### What is expected
Only an exact, complete copy of the listing will serve as the answer.

### Listed records
__________

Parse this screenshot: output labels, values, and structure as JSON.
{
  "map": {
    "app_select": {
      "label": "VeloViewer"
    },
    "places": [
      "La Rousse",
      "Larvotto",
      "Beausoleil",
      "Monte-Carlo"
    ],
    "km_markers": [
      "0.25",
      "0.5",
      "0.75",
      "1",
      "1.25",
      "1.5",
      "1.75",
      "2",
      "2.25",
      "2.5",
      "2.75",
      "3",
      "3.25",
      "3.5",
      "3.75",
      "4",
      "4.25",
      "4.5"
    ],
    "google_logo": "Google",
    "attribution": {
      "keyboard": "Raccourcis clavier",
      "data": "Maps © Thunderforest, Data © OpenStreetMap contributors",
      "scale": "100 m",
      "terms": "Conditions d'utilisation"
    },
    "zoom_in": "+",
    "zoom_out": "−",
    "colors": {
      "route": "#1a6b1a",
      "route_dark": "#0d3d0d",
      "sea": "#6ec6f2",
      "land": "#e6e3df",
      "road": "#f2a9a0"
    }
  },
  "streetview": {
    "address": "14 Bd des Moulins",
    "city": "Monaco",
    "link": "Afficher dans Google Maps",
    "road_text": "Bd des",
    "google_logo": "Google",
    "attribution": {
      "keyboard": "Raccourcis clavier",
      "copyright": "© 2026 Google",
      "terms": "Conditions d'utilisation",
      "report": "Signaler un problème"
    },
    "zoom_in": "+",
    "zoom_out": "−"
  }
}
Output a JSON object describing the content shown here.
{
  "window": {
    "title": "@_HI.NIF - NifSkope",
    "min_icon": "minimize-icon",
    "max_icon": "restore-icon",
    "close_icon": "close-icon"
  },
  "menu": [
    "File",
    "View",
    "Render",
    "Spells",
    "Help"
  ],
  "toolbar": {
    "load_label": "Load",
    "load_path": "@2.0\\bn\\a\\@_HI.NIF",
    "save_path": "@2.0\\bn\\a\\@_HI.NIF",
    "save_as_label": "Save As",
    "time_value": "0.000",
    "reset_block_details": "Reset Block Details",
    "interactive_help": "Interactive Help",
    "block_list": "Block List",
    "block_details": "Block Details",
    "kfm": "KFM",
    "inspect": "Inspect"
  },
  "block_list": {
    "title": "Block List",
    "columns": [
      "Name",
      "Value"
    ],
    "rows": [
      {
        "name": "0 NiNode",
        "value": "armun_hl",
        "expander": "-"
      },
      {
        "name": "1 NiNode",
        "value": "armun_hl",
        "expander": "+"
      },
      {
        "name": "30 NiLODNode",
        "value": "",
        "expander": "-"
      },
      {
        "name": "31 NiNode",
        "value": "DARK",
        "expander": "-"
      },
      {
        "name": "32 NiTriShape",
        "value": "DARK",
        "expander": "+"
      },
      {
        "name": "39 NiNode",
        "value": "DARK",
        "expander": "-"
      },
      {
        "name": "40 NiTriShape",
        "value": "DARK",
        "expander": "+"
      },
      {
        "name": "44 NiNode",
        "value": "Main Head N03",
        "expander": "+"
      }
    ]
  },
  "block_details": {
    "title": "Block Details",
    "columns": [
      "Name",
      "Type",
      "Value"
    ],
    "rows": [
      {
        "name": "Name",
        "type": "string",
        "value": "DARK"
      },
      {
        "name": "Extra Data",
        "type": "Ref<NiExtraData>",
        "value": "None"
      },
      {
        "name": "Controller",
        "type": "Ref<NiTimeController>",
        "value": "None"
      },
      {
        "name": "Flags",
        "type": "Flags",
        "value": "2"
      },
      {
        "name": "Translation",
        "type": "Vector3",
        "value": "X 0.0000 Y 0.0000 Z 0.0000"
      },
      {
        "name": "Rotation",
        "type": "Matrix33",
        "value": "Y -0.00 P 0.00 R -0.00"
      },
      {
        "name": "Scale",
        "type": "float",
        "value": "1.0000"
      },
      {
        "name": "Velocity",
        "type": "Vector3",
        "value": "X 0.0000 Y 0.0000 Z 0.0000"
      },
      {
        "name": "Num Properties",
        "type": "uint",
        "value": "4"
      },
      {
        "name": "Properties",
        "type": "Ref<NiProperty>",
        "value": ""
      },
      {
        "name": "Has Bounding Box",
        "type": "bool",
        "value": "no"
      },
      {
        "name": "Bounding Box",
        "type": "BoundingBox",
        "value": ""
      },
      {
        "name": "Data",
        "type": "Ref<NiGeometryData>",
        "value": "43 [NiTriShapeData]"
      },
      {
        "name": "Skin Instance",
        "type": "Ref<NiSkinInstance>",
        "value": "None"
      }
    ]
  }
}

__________

### Solution to the exercise
Parse this screenshot: output labels, values, and structure as JSON.
{
  "map": {
    "app_select": {
      "label": "VeloViewer"
    },
    "places": [
      "La Rousse",
      "Larvotto",
      "Beausoleil",
      "Monte-Carlo"
    ],
    "km_markers": [
      "0.25",
      "0.5",
      "0.75",
      "1",
      "1.25",
      "1.5",
      "1.75",
      "2",
      "2.25",
      "2.5",
      "2.75",
      "3",
      "3.25",
      "3.5",
      "3.75",
      "4",
      "4.25",
      "4.5"
    ],
    "google_logo": "Google",
    "attribution": {
      "keyboard": "Raccourcis clavier",
      "data": "Maps © Thunderforest, Data © OpenStreetMap contributors",
      "scale": "100 m",
      "terms": "Conditions d'utilisation"
    },
    "zoom_in": "+",
    "zoom_out": "−",
    "colors": {
      "route": "#1a6b1a",
      "route_dark": "#0d3d0d",
      "sea": "#6ec6f2",
      "land": "#e6e3df",
      "road": "#f2a9a0"
    }
  },
  "streetview": {
    "address": "14 Bd des Moulins",
    "city": "Monaco",
    "link": "Afficher dans Google Maps",
    "road_text": "Bd des",
    "google_logo": "Google",
    "attribution": {
      "keyboard": "Raccourcis clavier",
      "copyright": "© 2026 Google",
      "terms": "Conditions d'utilisation",
      "report": "Signaler un problème"
    },
    "zoom_in": "+",
    "zoom_out": "−"
  }
}
Output a JSON object describing the content shown here.
{
  "window": {
    "title": "@_HI.NIF - NifSkope",
    "min_icon": "minimize-icon",
    "max_icon": "restore-icon",
    "close_icon": "close-icon"
  },
  "menu": [
    "File",
    "View",
    "Render",
    "Spells",
    "Help"
  ],
  "toolbar": {
    "load_label": "Load",
    "load_path": "@2.0\\bn\\a\\@_HI.NIF",
    "save_path": "@2.0\\bn\\a\\@_HI.NIF",
    "save_as_label": "Save As",
    "time_value": "0.000",
    "reset_block_details": "Reset Block Details",
    "interactive_help": "Interactive Help",
    "block_list": "Block List",
    "block_details": "Block Details",
    "kfm": "KFM",
    "inspect": "Inspect"
  },
  "block_list": {
    "title": "Block List",
    "columns": [
      "Name",
      "Value"
    ],
    "rows": [
      {
        "name": "0 NiNode",
        "value": "armun_hl",
        "expander": "-"
      },
      {
        "name": "1 NiNode",
        "value": "armun_hl",
        "expander": "+"
      },
      {
        "name": "30 NiLODNode",
        "value": "",
        "expander": "-"
      },
      {
        "name": "31 NiNode",
        "value": "DARK",
        "expander": "-"
      },
      {
        "name": "32 NiTriShape",
        "value": "DARK",
        "expander": "+"
      },
      {
        "name": "39 NiNode",
        "value": "DARK",
        "expander": "-"
      },
      {
        "name": "40 NiTriShape",
        "value": "DARK",
        "expander": "+"
      },
      {
        "name": "44 NiNode",
        "value": "Main Head N03",
        "expander": "+"
      }
    ]
  },
  "block_details": {
    "title": "Block Details",
    "columns": [
      "Name",
      "Type",
      "Value"
    ],
    "rows": [
      {
        "name": "Name",
        "type": "string",
        "value": "DARK"
      },
      {
        "name": "Extra Data",
        "type": "Ref<NiExtraData>",
        "value": "None"
      },
      {
        "name": "Controller",
        "type": "Ref<NiTimeController>",
        "value": "None"
      },
      {
        "name": "Flags",
        "type": "Flags",
        "value": "2"
      },
      {
        "name": "Translation",
        "type": "Vector3",
        "value": "X 0.0000 Y 0.0000 Z 0.0000"
      },
      {
        "name": "Rotation",
        "type": "Matrix33",
        "value": "Y -0.00 P 0.00 R -0.00"
      },
      {
        "name": "Scale",
        "type": "float",
        "value": "1.0000"
      },
      {
        "name": "Velocity",
        "type": "Vector3",
        "value": "X 0.0000 Y 0.0000 Z 0.0000"
      },
      {
        "name": "Num Properties",
        "type": "uint",
        "value": "4"
      },
      {
        "name": "Properties",
        "type": "Ref<NiProperty>",
        "value": ""
      },
      {
        "name": "Has Bounding Box",
        "type": "bool",
        "value": "no"
      },
      {
        "name": "Bounding Box",
        "type": "BoundingBox",
        "value": ""
      },
      {
        "name": "Data",
        "type": "Ref<NiGeometryData>",
        "value": "43 [NiTriShapeData]"
      },
      {
        "name": "Skin Instance",
        "type": "Ref<NiSkinInstance>",
        "value": "None"
      }
    ]
  }
}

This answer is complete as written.